       Larry’s first encounter came while he was looking for blood after one of the hunters took a shot at a bear. Larry was crawling through an aspen thicket checking a well-used bear trail for sign when he thought he heard the hunter behind him. When he turned around, Larry found himself face-to-face with a 300 pound black bear at 10 feet! The bruin had his ears laid back and was in the process of taking another stealthy step when Larry discovered his presence and jumped up hollering. Taken by surprise in mid-stalk the bear backed off, and disappeared into the dense undergrowth.



30 Yards … And Closing

By Tony Pannkuk

As Steve and I made our way through the almost opaque maze of the tightly woven undergrowth, the thought of a six-foot plus black bear lying in ambush somewhere in this immense forest sent chills down my spine. Excitement was blended with caution as we slowly and quietly descended down hill, winding our way through the jungle of the north.
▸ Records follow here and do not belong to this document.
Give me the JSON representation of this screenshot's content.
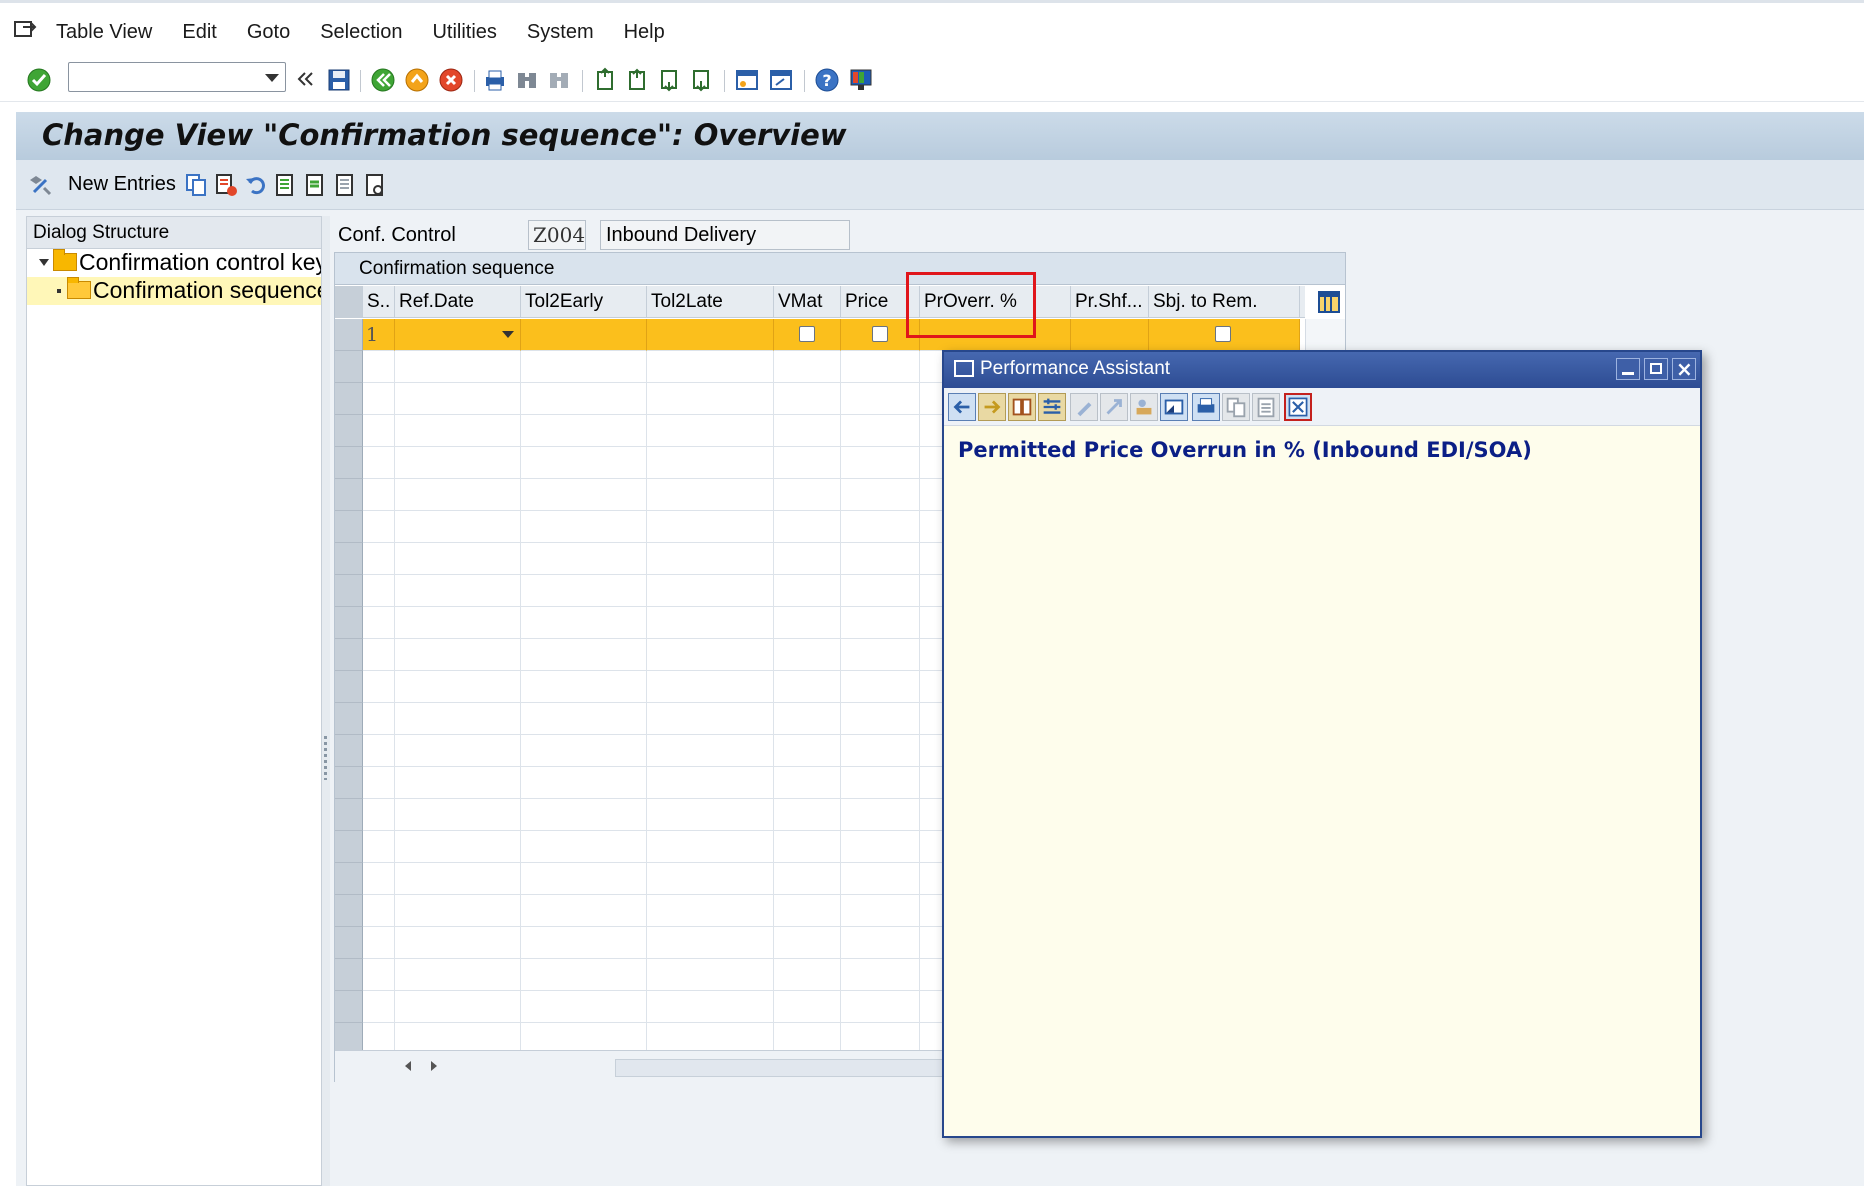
{
  "menu": {
    "items": [
      "Table View",
      "Edit",
      "Goto",
      "Selection",
      "Utilities",
      "System",
      "Help"
    ]
  },
  "toolbar": {
    "command_value": "",
    "icons": [
      "enter-icon",
      "save-icon",
      "back-icon",
      "exit-icon",
      "cancel-icon",
      "print-icon",
      "find-icon",
      "find-next-icon",
      "first-page-icon",
      "previous-page-icon",
      "next-page-icon",
      "last-page-icon",
      "create-session-icon",
      "shortcut-icon",
      "help-icon",
      "layout-icon"
    ]
  },
  "title": "Change View \"Confirmation sequence\": Overview",
  "app_toolbar": {
    "new_entries": "New Entries"
  },
  "dialog_structure": {
    "header": "Dialog Structure",
    "items": [
      {
        "label": "Confirmation control key",
        "level": 0
      },
      {
        "label": "Confirmation sequence",
        "level": 1
      }
    ]
  },
  "conf_control": {
    "label": "Conf. Control",
    "value": "Z004",
    "description": "Inbound Delivery"
  },
  "table": {
    "caption": "Confirmation sequence",
    "columns": [
      "S..",
      "Ref.Date",
      "Tol2Early",
      "Tol2Late",
      "VMat",
      "Price",
      "PrOverr. %",
      "Pr.Shf...",
      "Sbj. to Rem."
    ],
    "rows": [
      {
        "seq": "1",
        "ref_date": "",
        "tol_early": "",
        "tol_late": "",
        "vmat": false,
        "price": false,
        "proverr": "",
        "prshf": "",
        "sbj_rem": false
      }
    ]
  },
  "performance_assistant": {
    "title": "Performance Assistant",
    "heading": "Permitted Price Overrun in % (Inbound EDI/SOA)"
  },
  "colors": {
    "highlight_row": "#fbbf1c",
    "title_bg": "#c5d6e7",
    "popup_title": "#2d4c93",
    "popup_text": "#0b1f86",
    "callout_red": "#e0151b"
  }
}
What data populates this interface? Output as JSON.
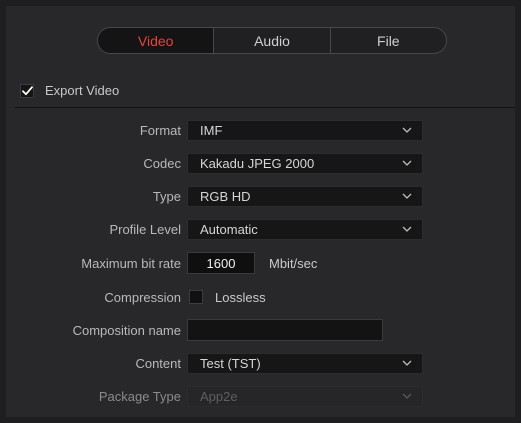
{
  "tabs": [
    {
      "label": "Video",
      "active": true
    },
    {
      "label": "Audio",
      "active": false
    },
    {
      "label": "File",
      "active": false
    }
  ],
  "export_video": {
    "label": "Export Video",
    "checked": true
  },
  "fields": {
    "format": {
      "label": "Format",
      "value": "IMF"
    },
    "codec": {
      "label": "Codec",
      "value": "Kakadu JPEG 2000"
    },
    "type": {
      "label": "Type",
      "value": "RGB HD"
    },
    "profile_level": {
      "label": "Profile Level",
      "value": "Automatic"
    },
    "max_bit_rate": {
      "label": "Maximum bit rate",
      "value": "1600",
      "unit": "Mbit/sec"
    },
    "compression": {
      "label": "Compression",
      "option_label": "Lossless",
      "checked": false
    },
    "composition_name": {
      "label": "Composition name",
      "value": ""
    },
    "content": {
      "label": "Content",
      "value": "Test (TST)"
    },
    "package_type": {
      "label": "Package Type",
      "value": "App2e",
      "disabled": true
    }
  },
  "colors": {
    "active_tab_text": "#e8443a",
    "panel_bg": "#28282b",
    "control_bg": "#161617"
  }
}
If I just had wings to get above this tight undergrowth, I could have the advantage that our predator now has. Are we now the prey? Are we now the hunted? I stopped and looked back at Steve, he smiled and without saying a word I knew we were both electrified with anticipation. We needed to find this beast of the forest before he found us, or he could provide more excitement than we could handle for this entire hunting adventure. It only added to the illusion of my wandering thoughts. The magic of it all glowed in the shadowy forest that surrounded our location.
      One of the many things I like about British Columbia is the hunting. Over the years I have taken several black bears and a grizzly. With 140,000 to 160,000 black bears inhabiting British Columbia, it makes it no doubt the top-hunting destination in the world for bears. It also has some of the largest bears, if you are looking for a nice trophy, plus it is a two bear area. You can’t bait bears in British Columbia, but you can use hounds. With so many bears, however, I find the best way to hunt them is spot-and-stalk. On a normal day of hunting, we will see an average of seven bears. This may confuse you as to what bear to stalk. Taking a bear that goes over seven feet will be common, so I will wait until the forth or fifth day before taking a bear unless I see a nice trophy in one of the first three days. More and more color phase bruins have been spotted in the area that we hunt.


A Week Of Firsts
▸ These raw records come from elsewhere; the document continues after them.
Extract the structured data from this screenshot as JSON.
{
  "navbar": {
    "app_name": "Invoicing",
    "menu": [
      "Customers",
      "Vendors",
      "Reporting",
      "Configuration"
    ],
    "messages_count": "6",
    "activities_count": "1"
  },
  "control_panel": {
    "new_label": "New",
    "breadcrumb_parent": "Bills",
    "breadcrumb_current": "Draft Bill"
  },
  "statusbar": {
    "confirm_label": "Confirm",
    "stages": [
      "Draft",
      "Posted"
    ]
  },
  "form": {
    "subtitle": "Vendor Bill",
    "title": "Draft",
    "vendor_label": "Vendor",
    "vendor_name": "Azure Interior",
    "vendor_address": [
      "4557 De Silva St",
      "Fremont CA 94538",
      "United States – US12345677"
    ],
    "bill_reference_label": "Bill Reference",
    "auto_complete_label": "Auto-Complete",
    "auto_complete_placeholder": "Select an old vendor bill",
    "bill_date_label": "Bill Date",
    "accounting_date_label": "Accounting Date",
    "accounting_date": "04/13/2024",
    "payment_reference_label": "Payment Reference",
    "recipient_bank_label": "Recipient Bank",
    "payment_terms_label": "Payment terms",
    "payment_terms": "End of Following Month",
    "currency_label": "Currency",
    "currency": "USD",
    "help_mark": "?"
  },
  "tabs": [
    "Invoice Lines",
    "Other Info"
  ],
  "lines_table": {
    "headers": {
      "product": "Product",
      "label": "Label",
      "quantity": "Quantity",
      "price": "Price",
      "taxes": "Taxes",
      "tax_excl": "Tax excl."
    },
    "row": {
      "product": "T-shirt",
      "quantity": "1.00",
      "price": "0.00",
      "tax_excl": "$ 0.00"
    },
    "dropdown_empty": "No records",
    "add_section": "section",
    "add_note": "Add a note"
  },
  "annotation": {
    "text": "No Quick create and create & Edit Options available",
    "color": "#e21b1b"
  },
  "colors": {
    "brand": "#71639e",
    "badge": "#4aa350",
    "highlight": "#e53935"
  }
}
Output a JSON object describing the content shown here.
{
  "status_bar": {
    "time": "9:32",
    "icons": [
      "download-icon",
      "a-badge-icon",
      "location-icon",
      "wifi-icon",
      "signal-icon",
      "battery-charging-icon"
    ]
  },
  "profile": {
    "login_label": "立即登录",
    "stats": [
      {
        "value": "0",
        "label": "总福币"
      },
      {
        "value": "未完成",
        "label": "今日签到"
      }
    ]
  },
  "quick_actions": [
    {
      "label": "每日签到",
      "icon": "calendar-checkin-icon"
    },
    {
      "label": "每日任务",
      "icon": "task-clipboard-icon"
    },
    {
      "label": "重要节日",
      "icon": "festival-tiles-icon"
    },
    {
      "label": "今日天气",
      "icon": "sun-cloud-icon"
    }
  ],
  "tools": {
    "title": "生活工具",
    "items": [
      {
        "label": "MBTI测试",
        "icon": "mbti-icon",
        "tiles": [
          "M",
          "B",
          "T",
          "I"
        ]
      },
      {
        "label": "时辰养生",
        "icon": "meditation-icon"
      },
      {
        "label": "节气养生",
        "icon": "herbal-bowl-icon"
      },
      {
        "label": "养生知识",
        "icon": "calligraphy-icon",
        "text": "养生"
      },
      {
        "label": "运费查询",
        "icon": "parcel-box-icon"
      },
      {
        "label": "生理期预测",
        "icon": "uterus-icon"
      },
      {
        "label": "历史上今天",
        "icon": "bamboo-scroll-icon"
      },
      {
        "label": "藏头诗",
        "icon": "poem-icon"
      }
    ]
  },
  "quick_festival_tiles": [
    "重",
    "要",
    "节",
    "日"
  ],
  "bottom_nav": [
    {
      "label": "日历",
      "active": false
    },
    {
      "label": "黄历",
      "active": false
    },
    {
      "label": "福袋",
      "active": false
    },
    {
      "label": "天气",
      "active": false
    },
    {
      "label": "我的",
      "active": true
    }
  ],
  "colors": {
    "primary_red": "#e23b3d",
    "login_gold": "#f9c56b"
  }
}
By Craig R. Turner

Son & Father: There’s a bear!
Father: Shoot it!
Son: Do you think it’s big enough? 
Father: Shoot it!
Son: It’s ears are rounded but I don’t  know.
Father: Shoot it!

Wow, what a week! Give me a minute here, however, and let me take you back to the beginning.
     I have my own company, Turner Outdoors, and my primary business is advertising sales in the outdoor arena. Jeff Folsom, the publisher of Bear Hunting Magazine, brought me in about a year ago to handle ad sales for the publication. What a great fit! As a long-time whitetail hunter in New York state, a bear hunt was very high on my list of hunts to do, and it was possible that a bear hunt might end-up being a great fringe benefit to working with Jeff.
      Early this past spring things were in motion elsewhere, too. The Penobscot tribe in central Maine was ironing out the details that would allow them to put on the first ever spring bear hunt on their tribal lands. The final plan called for a small number of native guides to be awarded the opportunity to buy available tags, and take some lucky hunters into lands that had not been bear hunted in nearly a generation. Joe Dana, a Penobscot guide, accomplished artist and outdoor guru chose to team with Troy White, the owner and operator of Mid-Maine Outfitter in Lagrange to hunt a 33,000 acre piece of tribal lands just to the north.